Website and app data records -
/---

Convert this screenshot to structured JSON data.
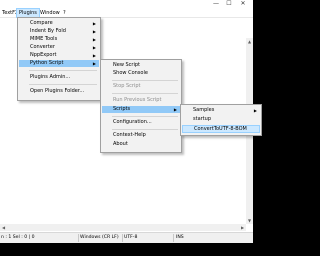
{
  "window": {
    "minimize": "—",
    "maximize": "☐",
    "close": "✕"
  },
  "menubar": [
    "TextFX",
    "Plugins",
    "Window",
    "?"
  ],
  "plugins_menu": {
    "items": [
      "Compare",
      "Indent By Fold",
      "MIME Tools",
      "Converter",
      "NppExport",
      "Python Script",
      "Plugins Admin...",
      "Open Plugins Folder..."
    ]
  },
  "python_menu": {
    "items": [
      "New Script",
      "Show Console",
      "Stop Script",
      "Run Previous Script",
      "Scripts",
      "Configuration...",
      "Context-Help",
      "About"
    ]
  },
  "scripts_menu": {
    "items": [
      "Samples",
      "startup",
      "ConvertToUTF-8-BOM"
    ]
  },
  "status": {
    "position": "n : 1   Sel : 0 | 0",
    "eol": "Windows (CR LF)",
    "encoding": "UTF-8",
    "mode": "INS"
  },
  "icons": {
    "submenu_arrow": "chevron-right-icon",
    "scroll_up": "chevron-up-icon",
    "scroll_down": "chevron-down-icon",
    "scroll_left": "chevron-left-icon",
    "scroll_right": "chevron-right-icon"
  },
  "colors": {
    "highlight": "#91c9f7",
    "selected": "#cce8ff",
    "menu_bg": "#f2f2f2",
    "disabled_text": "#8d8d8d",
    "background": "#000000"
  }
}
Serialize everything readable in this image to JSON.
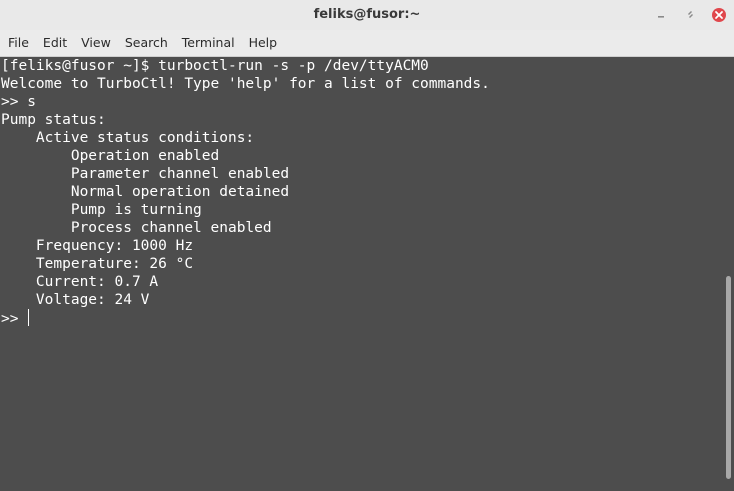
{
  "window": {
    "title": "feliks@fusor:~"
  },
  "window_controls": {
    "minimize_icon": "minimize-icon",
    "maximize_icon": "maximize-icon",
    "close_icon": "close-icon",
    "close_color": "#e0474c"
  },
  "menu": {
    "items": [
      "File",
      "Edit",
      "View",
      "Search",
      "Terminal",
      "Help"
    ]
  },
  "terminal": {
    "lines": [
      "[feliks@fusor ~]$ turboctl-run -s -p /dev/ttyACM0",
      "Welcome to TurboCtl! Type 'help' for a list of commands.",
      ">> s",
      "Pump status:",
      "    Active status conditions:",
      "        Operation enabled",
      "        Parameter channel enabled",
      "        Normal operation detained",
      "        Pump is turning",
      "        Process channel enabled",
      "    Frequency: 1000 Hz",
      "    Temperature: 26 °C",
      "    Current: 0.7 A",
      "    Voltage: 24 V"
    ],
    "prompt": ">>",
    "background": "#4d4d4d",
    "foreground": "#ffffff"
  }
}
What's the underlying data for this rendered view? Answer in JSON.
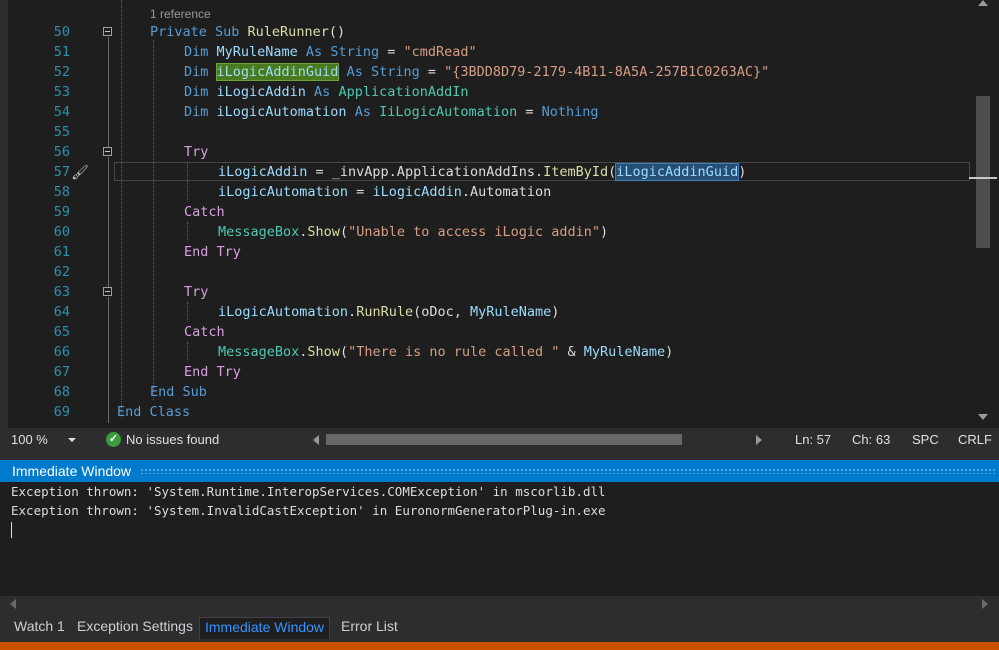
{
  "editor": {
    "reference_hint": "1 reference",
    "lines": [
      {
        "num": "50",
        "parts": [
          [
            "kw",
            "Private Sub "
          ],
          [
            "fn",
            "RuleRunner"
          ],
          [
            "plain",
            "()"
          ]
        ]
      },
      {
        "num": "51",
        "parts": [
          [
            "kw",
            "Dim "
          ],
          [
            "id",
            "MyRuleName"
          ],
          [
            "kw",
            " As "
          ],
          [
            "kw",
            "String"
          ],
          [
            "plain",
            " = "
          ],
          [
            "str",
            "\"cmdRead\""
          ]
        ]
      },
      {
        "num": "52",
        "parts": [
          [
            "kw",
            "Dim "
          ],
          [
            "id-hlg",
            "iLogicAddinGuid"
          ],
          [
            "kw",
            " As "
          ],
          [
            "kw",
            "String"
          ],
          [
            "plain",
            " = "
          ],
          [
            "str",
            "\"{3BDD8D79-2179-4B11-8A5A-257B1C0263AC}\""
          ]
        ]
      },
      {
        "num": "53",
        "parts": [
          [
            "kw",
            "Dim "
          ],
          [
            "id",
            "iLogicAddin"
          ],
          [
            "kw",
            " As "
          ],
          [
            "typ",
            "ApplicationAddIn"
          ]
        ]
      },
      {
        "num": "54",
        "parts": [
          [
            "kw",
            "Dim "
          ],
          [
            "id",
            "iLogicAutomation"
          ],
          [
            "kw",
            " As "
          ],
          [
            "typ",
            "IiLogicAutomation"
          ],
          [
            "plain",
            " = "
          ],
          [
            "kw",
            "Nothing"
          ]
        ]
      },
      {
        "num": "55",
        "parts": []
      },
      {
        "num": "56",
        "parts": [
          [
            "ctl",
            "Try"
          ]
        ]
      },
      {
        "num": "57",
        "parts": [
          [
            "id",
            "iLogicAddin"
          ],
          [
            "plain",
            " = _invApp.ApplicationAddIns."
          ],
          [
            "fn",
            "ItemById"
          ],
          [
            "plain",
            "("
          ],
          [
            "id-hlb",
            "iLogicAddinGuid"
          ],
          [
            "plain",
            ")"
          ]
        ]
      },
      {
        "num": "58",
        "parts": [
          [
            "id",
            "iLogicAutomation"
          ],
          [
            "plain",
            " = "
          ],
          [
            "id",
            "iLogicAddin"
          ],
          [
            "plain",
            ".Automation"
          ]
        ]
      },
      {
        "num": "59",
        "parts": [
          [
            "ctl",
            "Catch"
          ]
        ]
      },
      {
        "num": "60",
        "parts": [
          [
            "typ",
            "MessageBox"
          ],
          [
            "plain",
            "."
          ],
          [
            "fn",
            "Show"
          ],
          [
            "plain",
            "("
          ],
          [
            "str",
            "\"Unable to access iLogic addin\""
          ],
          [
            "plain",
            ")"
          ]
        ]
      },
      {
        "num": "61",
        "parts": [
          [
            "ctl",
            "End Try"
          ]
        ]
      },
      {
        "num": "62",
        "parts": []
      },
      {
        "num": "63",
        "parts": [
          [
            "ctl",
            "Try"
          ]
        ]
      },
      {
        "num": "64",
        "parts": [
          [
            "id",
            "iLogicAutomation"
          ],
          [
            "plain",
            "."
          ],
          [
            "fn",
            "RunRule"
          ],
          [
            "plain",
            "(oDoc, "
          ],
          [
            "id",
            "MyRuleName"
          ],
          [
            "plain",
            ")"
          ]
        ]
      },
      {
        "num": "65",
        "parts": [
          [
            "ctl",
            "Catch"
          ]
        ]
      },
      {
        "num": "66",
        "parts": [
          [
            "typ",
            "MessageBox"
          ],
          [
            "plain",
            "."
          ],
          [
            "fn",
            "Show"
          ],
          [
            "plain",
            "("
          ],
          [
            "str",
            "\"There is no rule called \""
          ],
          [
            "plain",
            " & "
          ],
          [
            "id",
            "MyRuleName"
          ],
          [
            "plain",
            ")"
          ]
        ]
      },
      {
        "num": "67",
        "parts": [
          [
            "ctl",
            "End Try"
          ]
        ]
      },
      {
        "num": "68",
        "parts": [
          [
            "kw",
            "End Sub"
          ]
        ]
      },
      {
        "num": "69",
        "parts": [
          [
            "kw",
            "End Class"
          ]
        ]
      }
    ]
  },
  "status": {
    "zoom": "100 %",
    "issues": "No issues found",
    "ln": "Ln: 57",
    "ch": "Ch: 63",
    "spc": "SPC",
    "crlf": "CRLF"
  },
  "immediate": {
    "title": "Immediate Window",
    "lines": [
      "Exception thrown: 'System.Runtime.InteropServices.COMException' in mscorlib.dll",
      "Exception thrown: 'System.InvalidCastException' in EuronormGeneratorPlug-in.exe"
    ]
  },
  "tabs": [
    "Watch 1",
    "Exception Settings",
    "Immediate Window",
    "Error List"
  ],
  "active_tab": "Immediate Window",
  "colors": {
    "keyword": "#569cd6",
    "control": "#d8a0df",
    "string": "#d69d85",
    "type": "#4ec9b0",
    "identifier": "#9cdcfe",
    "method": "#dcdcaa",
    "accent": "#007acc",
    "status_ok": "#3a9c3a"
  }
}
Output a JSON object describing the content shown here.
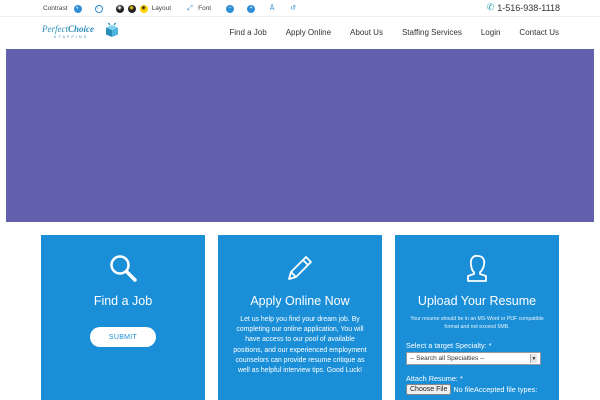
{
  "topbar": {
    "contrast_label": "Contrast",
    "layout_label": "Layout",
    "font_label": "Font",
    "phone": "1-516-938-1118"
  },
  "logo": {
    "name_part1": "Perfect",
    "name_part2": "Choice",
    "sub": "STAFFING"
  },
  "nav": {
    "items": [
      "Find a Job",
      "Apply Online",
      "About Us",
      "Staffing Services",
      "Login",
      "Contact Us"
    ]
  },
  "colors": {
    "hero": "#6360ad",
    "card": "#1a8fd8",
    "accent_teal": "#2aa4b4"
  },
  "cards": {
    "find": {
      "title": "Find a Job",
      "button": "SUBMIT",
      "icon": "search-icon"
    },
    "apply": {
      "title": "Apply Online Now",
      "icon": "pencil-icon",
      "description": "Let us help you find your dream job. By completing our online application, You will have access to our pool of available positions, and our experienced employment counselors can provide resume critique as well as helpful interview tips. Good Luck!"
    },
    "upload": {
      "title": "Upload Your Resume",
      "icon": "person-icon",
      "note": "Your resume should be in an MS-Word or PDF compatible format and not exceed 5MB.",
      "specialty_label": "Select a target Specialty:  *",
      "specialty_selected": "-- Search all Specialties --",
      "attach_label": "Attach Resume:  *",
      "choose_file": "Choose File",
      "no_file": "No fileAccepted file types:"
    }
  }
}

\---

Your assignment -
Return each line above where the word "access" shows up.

Written answer -
            "\"Unable to access iLogic addin\""
      "description": "Let us help you find your dream job. By completing our online application, You will have access to our pool of available positions, and our experienced employment counselors can provide resume critique as well as helpful interview tips. Good Luck!"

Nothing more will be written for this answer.